*Directions for this task:*
Give the lines again word for word, beginning with the one containing "Extract the structured" and ending with the last line of the material below.

*Dataset excerpts:*
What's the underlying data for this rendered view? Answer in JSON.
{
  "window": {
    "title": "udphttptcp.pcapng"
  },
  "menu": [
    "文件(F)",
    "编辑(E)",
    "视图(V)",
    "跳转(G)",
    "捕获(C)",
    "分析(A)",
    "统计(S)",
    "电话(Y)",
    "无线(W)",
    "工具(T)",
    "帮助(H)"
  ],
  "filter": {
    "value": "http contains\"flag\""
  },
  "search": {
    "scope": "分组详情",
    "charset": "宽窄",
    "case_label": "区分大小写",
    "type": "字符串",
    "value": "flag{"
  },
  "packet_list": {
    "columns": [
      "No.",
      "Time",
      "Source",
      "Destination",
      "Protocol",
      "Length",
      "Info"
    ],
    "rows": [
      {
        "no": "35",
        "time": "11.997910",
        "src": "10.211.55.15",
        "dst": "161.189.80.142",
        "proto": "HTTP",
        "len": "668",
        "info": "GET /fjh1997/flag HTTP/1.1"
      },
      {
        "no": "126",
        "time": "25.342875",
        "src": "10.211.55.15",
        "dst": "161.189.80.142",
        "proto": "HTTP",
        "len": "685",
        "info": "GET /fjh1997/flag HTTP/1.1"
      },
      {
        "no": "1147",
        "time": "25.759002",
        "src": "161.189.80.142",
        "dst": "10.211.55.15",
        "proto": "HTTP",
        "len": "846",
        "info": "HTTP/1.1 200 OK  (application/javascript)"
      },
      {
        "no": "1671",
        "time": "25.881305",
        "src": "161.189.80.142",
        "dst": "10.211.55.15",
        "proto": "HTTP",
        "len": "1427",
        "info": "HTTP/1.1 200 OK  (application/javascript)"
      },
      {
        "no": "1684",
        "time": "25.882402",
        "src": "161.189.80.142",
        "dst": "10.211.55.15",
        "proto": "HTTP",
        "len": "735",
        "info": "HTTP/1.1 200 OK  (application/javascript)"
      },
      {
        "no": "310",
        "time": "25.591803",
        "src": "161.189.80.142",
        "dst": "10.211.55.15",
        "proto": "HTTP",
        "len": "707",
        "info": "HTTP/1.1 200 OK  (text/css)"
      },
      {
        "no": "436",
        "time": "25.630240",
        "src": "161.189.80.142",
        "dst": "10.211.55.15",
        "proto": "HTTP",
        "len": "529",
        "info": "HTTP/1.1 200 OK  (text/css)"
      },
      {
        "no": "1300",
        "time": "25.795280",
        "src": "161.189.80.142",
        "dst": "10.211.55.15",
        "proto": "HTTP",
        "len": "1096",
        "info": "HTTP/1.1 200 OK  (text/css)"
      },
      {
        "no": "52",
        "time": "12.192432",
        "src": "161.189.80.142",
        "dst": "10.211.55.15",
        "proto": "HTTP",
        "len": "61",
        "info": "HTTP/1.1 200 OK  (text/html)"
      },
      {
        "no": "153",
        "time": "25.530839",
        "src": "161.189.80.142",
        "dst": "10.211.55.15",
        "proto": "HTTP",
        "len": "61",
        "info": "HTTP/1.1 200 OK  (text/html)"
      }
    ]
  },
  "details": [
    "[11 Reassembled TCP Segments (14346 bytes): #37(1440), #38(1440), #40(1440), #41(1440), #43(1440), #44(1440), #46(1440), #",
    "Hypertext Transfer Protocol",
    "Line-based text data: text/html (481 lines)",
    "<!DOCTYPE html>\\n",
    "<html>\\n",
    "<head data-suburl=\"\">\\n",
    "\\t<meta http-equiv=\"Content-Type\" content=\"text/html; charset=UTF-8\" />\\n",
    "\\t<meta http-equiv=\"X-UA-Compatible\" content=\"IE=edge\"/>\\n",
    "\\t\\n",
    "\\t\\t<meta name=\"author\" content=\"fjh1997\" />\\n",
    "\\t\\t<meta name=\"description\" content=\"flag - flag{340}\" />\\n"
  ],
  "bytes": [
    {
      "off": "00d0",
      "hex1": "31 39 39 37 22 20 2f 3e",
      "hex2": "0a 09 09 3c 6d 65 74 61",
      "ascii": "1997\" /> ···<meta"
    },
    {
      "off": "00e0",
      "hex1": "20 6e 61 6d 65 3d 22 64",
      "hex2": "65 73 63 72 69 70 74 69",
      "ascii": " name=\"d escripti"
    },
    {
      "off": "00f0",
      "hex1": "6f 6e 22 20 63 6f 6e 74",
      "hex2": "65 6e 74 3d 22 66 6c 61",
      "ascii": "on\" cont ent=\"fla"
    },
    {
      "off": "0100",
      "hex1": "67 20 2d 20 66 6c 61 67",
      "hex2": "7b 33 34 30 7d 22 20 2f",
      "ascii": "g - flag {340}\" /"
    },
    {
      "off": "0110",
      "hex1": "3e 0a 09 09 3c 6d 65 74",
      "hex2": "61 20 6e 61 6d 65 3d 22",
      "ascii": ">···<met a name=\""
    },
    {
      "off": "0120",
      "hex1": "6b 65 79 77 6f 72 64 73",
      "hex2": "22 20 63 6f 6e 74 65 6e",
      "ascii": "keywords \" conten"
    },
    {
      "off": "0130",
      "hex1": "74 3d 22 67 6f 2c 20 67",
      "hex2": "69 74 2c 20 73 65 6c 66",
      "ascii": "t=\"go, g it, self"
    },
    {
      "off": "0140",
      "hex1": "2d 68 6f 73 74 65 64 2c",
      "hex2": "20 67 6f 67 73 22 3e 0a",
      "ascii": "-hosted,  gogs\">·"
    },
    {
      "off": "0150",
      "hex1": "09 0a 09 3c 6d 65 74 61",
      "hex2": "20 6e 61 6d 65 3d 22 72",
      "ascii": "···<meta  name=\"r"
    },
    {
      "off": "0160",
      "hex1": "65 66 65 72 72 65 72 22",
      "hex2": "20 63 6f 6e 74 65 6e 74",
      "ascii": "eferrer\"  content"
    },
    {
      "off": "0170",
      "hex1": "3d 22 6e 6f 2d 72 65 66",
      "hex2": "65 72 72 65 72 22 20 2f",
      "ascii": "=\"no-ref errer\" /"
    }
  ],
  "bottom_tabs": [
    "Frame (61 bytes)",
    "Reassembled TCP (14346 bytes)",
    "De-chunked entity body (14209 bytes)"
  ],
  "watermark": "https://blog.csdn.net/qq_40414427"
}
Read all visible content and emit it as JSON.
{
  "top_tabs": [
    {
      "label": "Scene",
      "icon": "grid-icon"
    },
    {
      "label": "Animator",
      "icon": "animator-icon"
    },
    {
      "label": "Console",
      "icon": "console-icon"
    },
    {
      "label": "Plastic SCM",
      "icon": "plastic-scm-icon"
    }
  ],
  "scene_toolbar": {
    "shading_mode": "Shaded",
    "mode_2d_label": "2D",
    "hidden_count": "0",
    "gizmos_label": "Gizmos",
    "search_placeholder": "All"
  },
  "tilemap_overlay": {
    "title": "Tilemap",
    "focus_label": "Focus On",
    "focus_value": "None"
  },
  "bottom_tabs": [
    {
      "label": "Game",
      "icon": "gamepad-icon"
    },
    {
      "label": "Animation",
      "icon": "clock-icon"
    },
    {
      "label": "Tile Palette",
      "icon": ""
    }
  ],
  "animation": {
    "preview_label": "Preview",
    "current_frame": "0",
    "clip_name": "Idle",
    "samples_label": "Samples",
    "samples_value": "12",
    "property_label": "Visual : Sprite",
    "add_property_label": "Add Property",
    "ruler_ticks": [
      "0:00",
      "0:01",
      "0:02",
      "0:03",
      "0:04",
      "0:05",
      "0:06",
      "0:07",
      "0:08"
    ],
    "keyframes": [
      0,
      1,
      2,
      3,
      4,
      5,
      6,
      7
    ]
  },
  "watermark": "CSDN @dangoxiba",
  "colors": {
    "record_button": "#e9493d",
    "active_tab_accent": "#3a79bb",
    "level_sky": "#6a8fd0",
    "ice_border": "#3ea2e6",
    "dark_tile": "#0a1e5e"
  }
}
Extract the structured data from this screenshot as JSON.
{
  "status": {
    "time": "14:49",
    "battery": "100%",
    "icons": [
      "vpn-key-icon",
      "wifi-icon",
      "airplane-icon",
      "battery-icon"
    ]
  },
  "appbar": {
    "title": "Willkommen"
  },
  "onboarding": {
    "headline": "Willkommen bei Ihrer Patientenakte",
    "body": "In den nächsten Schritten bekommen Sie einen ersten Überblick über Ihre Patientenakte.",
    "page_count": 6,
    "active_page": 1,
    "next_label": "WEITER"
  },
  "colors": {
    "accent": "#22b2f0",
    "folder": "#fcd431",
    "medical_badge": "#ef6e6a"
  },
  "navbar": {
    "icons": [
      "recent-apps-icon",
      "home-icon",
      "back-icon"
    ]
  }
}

*Written response:*
Extract the structured data from this screenshot as JSON.
{
  "status": {
    "time": "14:49",
    "battery": "100%",
    "icons": [
      "vpn-key-icon",
      "wifi-icon",
      "airplane-icon",
      "battery-icon"
    ]
  },
  "appbar": {
    "title": "Willkommen"
  },
  "onboarding": {
    "headline": "Willkommen bei Ihrer Patientenakte",
    "body": "In den nächsten Schritten bekommen Sie einen ersten Überblick über Ihre Patientenakte.",
    "page_count": 6,
    "active_page": 1,
    "next_label": "WEITER"
  },
  "colors": {
    "accent": "#22b2f0",
    "folder": "#fcd431",
    "medical_badge": "#ef6e6a"
  },
  "navbar": {
    "icons": [
      "recent-apps-icon",
      "home-icon",
      "back-icon"
    ]
  }
}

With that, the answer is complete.